202803 A multicultural approach to addressing breast and cervical cancer in New Orleans: Creating the Circle Of Friends For Education and Early-detection (COFFEE)

Wednesday, November 11, 2009: 1:30 PM

Rebecca Lynn Majdoch, MPH , Health Initiatives Department, American Cancer Society, Mid-South Division, Inc., New Orleans, LA
Melody Robinson, MPH , School of Public Health, Louisiana State University Health Sciences Center, New Orleans, LA
Lynn Buggage , Health Initiatives Department, American Cancer Society, Mid-South Division, Inc., New Orleans, LA
Introduction: After Hurricane Katrina, New Orleanians faced challenges accessing screening and treatment for breast and cervical cancer. Preventive health became a challenge with both facilities and providers in flux after the storm. New Orleans also became more multicultural, exposing new opportunities for collaboration. The American Cancer Society (ACS) engaged multiple stakeholders from the African-American, Latino and Vietnamese communities create a program empowering community members to teach women about breast and cervical cancer screening and assist women diagnosed with cancer in overcoming barriers to treatment. Methods: University of Alabama Birmingham trained ACS staff in the Community Health Advisors in Action Program (CHAAP) developed for African-American women in the Black Belt of Alabama. ACS convened a group of key stakeholders from the African-American, Latino and Vietnamese communities to replicate and revise CHAAP for a multicultural, urban population. Stakeholders invited community groups to the team and worked to assess three communities in New Orleans for assets and needs. The assessment was used to move from planning to implementation.

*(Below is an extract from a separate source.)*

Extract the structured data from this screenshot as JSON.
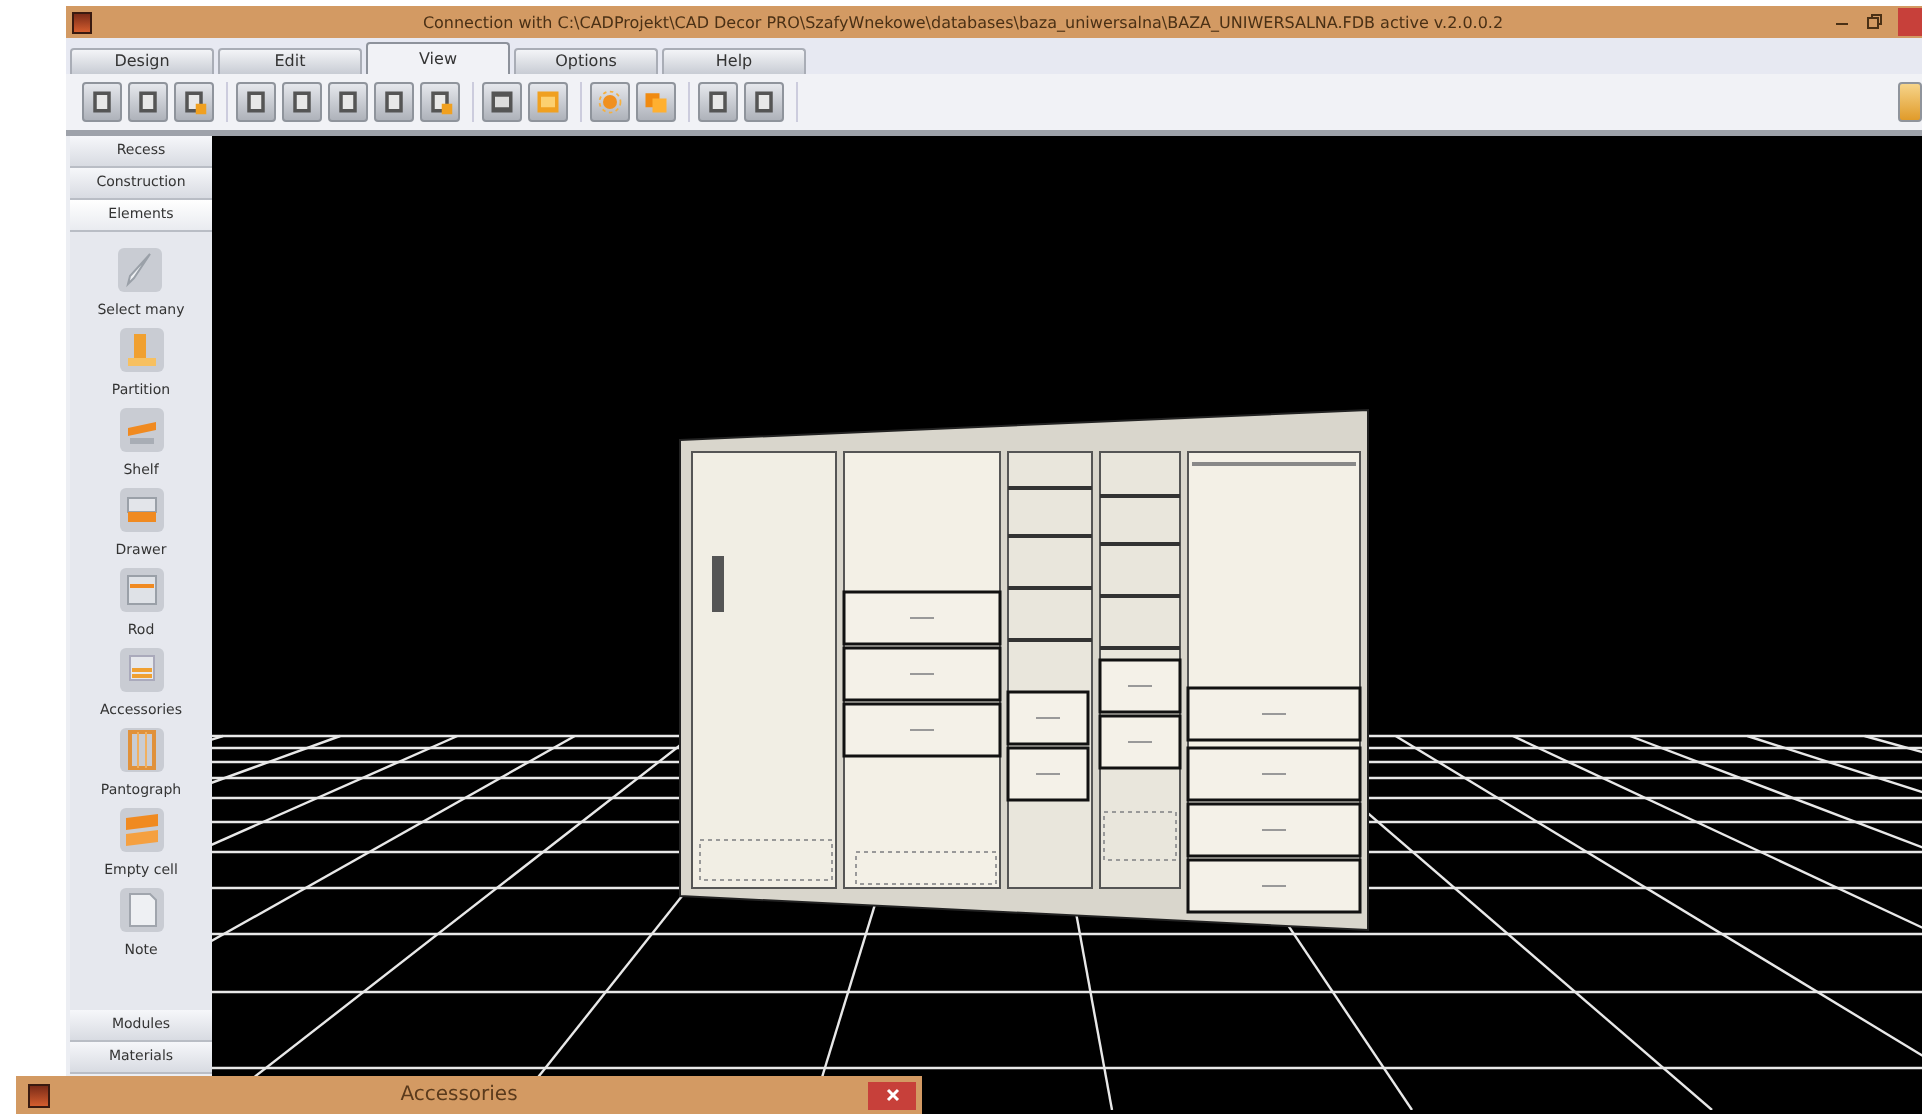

Discussion: CHAAP showed promise for New Orleans because it drove women into screening through the Breast and Cervical Cancer Early Detection Program and increased compliance to treatment among underserved women. As communities became more multicultural after Katrina, replication required tailoring to multiple ethnic groups. Resources needs were identified for access to screening and treatment and a community resource guide was developed. Conclusion: Research programs can be revised to meet the needs of diverse communities if the right partners are identified and engaged in community assessment.

Learning Objectives:
1. Identify viable partners for implementing a community-based education and navigation program. 2. Assess the needs of underserved women with a breast or cervical cancer diagnosis. 3. Describe how to identify community resources for underserved women with cancer. 4. Discuss the process of translating a promising research-based program to address the needs of a diverse community.

Keywords: Cancer, Community Health Advisor

Presenting author's disclosure statement:

Qualified on the content I am responsible for because: I am leading the effort in New Orleans to replicate and revise the University of Alabama Birmingham's Community Health Advisors in Action Program with a multicultural group of partners. We have been working on this project since December 2007 and have been the advisor for field staff.
Any relevant financial relationships? No

I agree to comply with the American Public Health Association Conflict of Interest and Commercial Support Guidelines, and to disclose to the participants any off-label or experimental uses of a commercial product or service discussed in my presentation.